My search for recipes lead me to some interesting web sites: The New York Times, Bon Appetite, Food & Wine, David Lebovitz, and serious eats, to mention some of them. There are lots of variations in the seasonings but the basic ingredients are simple: pork and pork fat. Most recipes called for shoulder or boston butt, but that’s not practical when cooking for one. All very interesting, but I do have a reasonable library of charcuterie books (both hard-copy and on my Kindle) so I thought I should also check closer to home before I made a decision. Plugging “rillettes” into the search function on my Kindle I found lots of other recipes as well. I was amazed at how many references I found.
I finally settled on a recipe was from Essential Pepin): simple and and it’s easy to pick up from where I left my pork spare ribs from the instant pot.
Recipe adapted from Essential Pepin (Kindle location 13172-13197). The instructions are extensive and I’ve merely abstracted the main points. If you’re going to do this, I’d recommend checking the source–even via a trip to the library.
3 pounds boneless pork chuck or neck (you should have about 75% lean and 25% fat, cut into 2- to 3-inch cubes.
1 tablespoon salt, or to taste
1/2 teaspoon freshly ground black pepper, or to taste
In a large heavy saucepan, add salt, pepper, and enough water to cover by 1 inch.
Simmer very slowly over low heat for about 5 hours, adding more water as necessary.
After poaching, when the water is almost all evaporated and the liquid has started to sizzle, let it sizzle for about 30 minutes to give a roasted taste to the meat.
Transfer to a bowl and cool. Refrigerate overnight.
Crush the pieces of meat (with your hands, between thumbs and fingers recommended by Pepin) or use a flat beater on a stand mixer.
Put mean and fat in a saucepan and heat over medium-low heat; taste for seasoning. Overseason slightly since seasonings are muted when cold.
After the mixture is set, pack into small crocks and refrigerate.
Well sealed these will keep for a couple weeks in the refrigerator or can be frozen.
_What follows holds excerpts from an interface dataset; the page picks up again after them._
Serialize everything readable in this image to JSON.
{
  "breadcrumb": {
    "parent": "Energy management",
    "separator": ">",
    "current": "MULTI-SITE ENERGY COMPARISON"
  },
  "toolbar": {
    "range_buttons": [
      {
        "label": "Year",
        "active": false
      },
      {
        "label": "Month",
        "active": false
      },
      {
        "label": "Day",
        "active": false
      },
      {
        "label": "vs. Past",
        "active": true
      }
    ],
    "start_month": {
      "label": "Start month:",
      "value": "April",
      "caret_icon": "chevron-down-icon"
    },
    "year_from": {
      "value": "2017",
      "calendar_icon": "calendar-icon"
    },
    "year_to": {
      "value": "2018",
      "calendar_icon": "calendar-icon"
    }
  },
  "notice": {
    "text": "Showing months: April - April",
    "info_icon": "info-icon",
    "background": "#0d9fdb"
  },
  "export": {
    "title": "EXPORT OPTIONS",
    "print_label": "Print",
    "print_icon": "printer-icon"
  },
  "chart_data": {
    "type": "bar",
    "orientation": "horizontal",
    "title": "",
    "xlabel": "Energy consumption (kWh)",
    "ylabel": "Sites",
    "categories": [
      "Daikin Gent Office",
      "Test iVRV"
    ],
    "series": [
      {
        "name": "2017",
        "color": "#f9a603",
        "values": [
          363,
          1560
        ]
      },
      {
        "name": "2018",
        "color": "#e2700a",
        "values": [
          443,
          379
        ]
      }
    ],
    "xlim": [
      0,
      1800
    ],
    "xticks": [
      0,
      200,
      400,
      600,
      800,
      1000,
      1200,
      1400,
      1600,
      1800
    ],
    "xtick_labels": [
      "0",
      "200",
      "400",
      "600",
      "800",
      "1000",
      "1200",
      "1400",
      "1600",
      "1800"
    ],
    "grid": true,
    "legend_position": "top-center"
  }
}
I had about 2-1/4 pounds of pork left from my spare ribs. Since my pork was cooked in the Instant Pot using the pot-in-pot method, I started at step 3 by pouring off the broth and fat, then reducing those over medium-high heat until the sizzling started, when the broth was evaporate (as well as the splash of sherry that I decided to add).
I returned the meat to the pan and allowed a bit more evaporation, and did the 30 minutes of sizzling, and then followed the rest of the instructions. The sizzling part is really important for the best flavor. The pork flavor is good before this, but afterwards it’s really great. (Be sure to use a really heavy pan or you’ll have pork stuck to the bottom where the heat from the burner was. (This Calphalon pan wasn’t quite heavy enough so I had to do a little scraping to get all the browned pork to mix in.)
(While the sizzling was going on I use my Instant Pot to sterilize some mason jars to pack the rillettes in, even though it will be refrigerated. I did do a little crushing while this process was going on–easy with a wooden spoon since the meat was so tender.
After cooling it again, I used the hands-on method to crush the meat since I had seen comments on the texture you would bet if using the flat-flat beater method–OK, messy but texture is important here. I didn’t have quite the ratio of lean to fat recommended so I did a bit more of my own home-rendered lard. After a final check on the seasoning, the rillettes were packed into the jars, and stashed in the refrigerator.
Now I have something meaty for hot weather meals. Yes, it takes time, but it’s really not a lot of effort and the reward is so good. All you need now is some good bread, or if you’re trying the low carb thing some crispy green stuff like belgian endive or romaine leaves.